* **Input data**:
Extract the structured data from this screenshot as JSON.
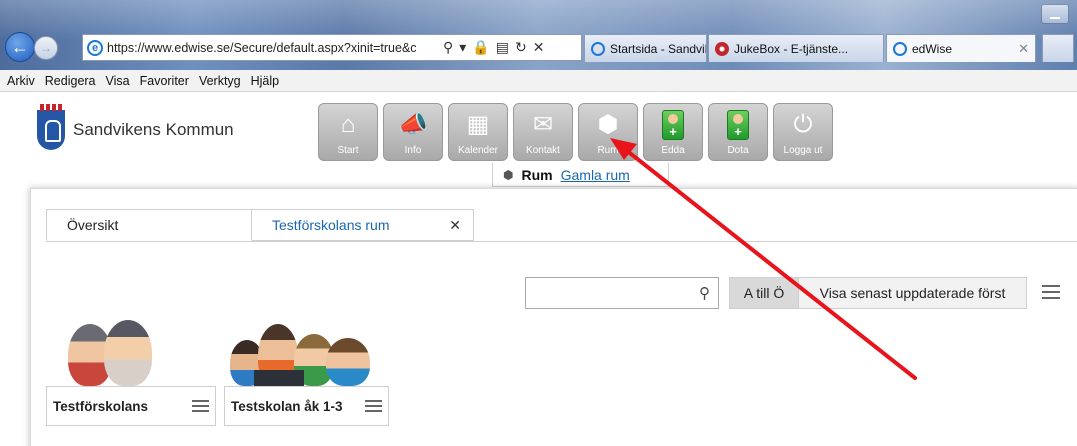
{
  "browser": {
    "url": "https://www.edwise.se/Secure/default.aspx?xinit=true&c",
    "tabs": [
      {
        "label": "Startsida - Sandvik..."
      },
      {
        "label": "JukeBox - E-tjänste..."
      },
      {
        "label": "edWise"
      }
    ],
    "menu": [
      "Arkiv",
      "Redigera",
      "Visa",
      "Favoriter",
      "Verktyg",
      "Hjälp"
    ]
  },
  "site": {
    "logo_text": "Sandvikens Kommun",
    "nav_buttons": [
      {
        "label": "Start",
        "icon": "home-icon"
      },
      {
        "label": "Info",
        "icon": "megaphone-icon"
      },
      {
        "label": "Kalender",
        "icon": "calendar-icon"
      },
      {
        "label": "Kontakt",
        "icon": "mail-icon"
      },
      {
        "label": "Rum",
        "icon": "cube-icon"
      },
      {
        "label": "Edda",
        "icon": "add-person-icon"
      },
      {
        "label": "Dota",
        "icon": "add-person-icon"
      },
      {
        "label": "Logga ut",
        "icon": "power-icon"
      }
    ],
    "subnav": {
      "current": "Rum",
      "link": "Gamla rum"
    }
  },
  "content": {
    "tabs": [
      {
        "label": "Översikt"
      },
      {
        "label": "Testförskolans rum"
      }
    ],
    "search_placeholder": "",
    "sort_options": [
      "A till Ö",
      "Visa senast uppdaterade först"
    ],
    "rooms": [
      {
        "name": "Testförskolans"
      },
      {
        "name": "Testskolan åk 1-3"
      }
    ]
  },
  "colors": {
    "annotation_arrow": "#e8131b",
    "link": "#1a67b0"
  }
}
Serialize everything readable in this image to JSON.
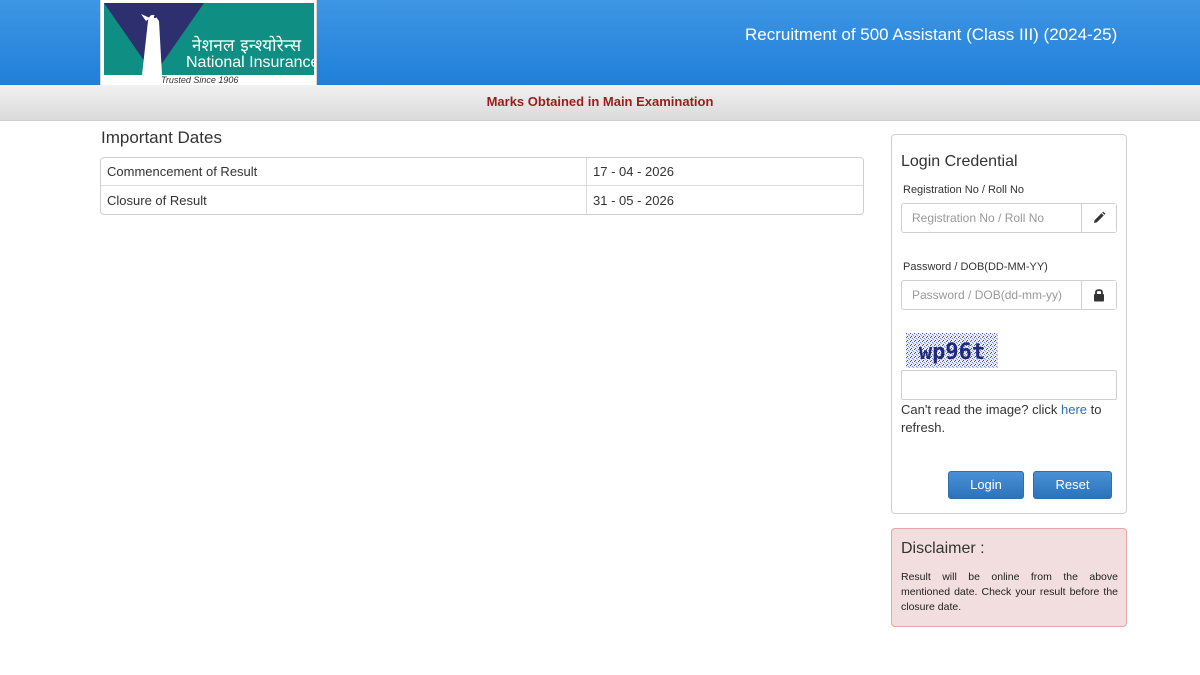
{
  "header": {
    "logo": {
      "hindi_name": "नेशनल इन्श्योरेन्स",
      "english_name": "National Insurance",
      "tagline": "Trusted Since 1906"
    },
    "title": "Recruitment of 500 Assistant (Class III) (2024-25)"
  },
  "subbar": {
    "text": "Marks Obtained in Main Examination"
  },
  "important_dates": {
    "title": "Important Dates",
    "rows": [
      {
        "label": "Commencement of Result",
        "value": "17 - 04 - 2026"
      },
      {
        "label": "Closure of Result",
        "value": "31 - 05 - 2026"
      }
    ]
  },
  "login": {
    "title": "Login Credential",
    "registration": {
      "label": "Registration No / Roll No",
      "placeholder": "Registration No / Roll No",
      "value": "",
      "icon": "pencil-icon"
    },
    "password": {
      "label": "Password / DOB(DD-MM-YY)",
      "placeholder": "Password / DOB(dd-mm-yy)",
      "value": "",
      "icon": "lock-icon"
    },
    "captcha": {
      "text": "wp96t",
      "value": ""
    },
    "refresh": {
      "prefix": "Can't read the image? click ",
      "link": "here",
      "suffix": " to refresh."
    },
    "login_button": "Login",
    "reset_button": "Reset"
  },
  "disclaimer": {
    "title": "Disclaimer :",
    "body": "Result will be online from the above mentioned date. Check your result before the closure date."
  },
  "colors": {
    "header_blue": "#1f7fd8",
    "logo_teal": "#0f8f84",
    "logo_navy": "#2e2f6e",
    "subbar_text": "#9b1c1c",
    "button_blue": "#2b73bb",
    "link_blue": "#2a6fb5",
    "disclaimer_bg": "#f2dede",
    "disclaimer_border": "#e4a6a6"
  }
}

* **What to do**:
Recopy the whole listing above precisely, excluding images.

* **Reply to the task**:
Extract the structured data from this screenshot as JSON.
{
  "browser": {
    "url": "https://www.edwise.se/Secure/default.aspx?xinit=true&c",
    "tabs": [
      {
        "label": "Startsida - Sandvik..."
      },
      {
        "label": "JukeBox - E-tjänste..."
      },
      {
        "label": "edWise"
      }
    ],
    "menu": [
      "Arkiv",
      "Redigera",
      "Visa",
      "Favoriter",
      "Verktyg",
      "Hjälp"
    ]
  },
  "site": {
    "logo_text": "Sandvikens Kommun",
    "nav_buttons": [
      {
        "label": "Start",
        "icon": "home-icon"
      },
      {
        "label": "Info",
        "icon": "megaphone-icon"
      },
      {
        "label": "Kalender",
        "icon": "calendar-icon"
      },
      {
        "label": "Kontakt",
        "icon": "mail-icon"
      },
      {
        "label": "Rum",
        "icon": "cube-icon"
      },
      {
        "label": "Edda",
        "icon": "add-person-icon"
      },
      {
        "label": "Dota",
        "icon": "add-person-icon"
      },
      {
        "label": "Logga ut",
        "icon": "power-icon"
      }
    ],
    "subnav": {
      "current": "Rum",
      "link": "Gamla rum"
    }
  },
  "content": {
    "tabs": [
      {
        "label": "Översikt"
      },
      {
        "label": "Testförskolans rum"
      }
    ],
    "search_placeholder": "",
    "sort_options": [
      "A till Ö",
      "Visa senast uppdaterade först"
    ],
    "rooms": [
      {
        "name": "Testförskolans"
      },
      {
        "name": "Testskolan åk 1-3"
      }
    ]
  },
  "colors": {
    "annotation_arrow": "#e8131b",
    "link": "#1a67b0"
  }
}
Serialize everything readable in this image to JSON.
{
  "header": {
    "logo": {
      "hindi_name": "नेशनल इन्श्योरेन्स",
      "english_name": "National Insurance",
      "tagline": "Trusted Since 1906"
    },
    "title": "Recruitment of 500 Assistant (Class III) (2024-25)"
  },
  "subbar": {
    "text": "Marks Obtained in Main Examination"
  },
  "important_dates": {
    "title": "Important Dates",
    "rows": [
      {
        "label": "Commencement of Result",
        "value": "17 - 04 - 2026"
      },
      {
        "label": "Closure of Result",
        "value": "31 - 05 - 2026"
      }
    ]
  },
  "login": {
    "title": "Login Credential",
    "registration": {
      "label": "Registration No / Roll No",
      "placeholder": "Registration No / Roll No",
      "value": "",
      "icon": "pencil-icon"
    },
    "password": {
      "label": "Password / DOB(DD-MM-YY)",
      "placeholder": "Password / DOB(dd-mm-yy)",
      "value": "",
      "icon": "lock-icon"
    },
    "captcha": {
      "text": "wp96t",
      "value": ""
    },
    "refresh": {
      "prefix": "Can't read the image? click ",
      "link": "here",
      "suffix": " to refresh."
    },
    "login_button": "Login",
    "reset_button": "Reset"
  },
  "disclaimer": {
    "title": "Disclaimer :",
    "body": "Result will be online from the above mentioned date. Check your result before the closure date."
  },
  "colors": {
    "header_blue": "#1f7fd8",
    "logo_teal": "#0f8f84",
    "logo_navy": "#2e2f6e",
    "subbar_text": "#9b1c1c",
    "button_blue": "#2b73bb",
    "link_blue": "#2a6fb5",
    "disclaimer_bg": "#f2dede",
    "disclaimer_border": "#e4a6a6"
  }
}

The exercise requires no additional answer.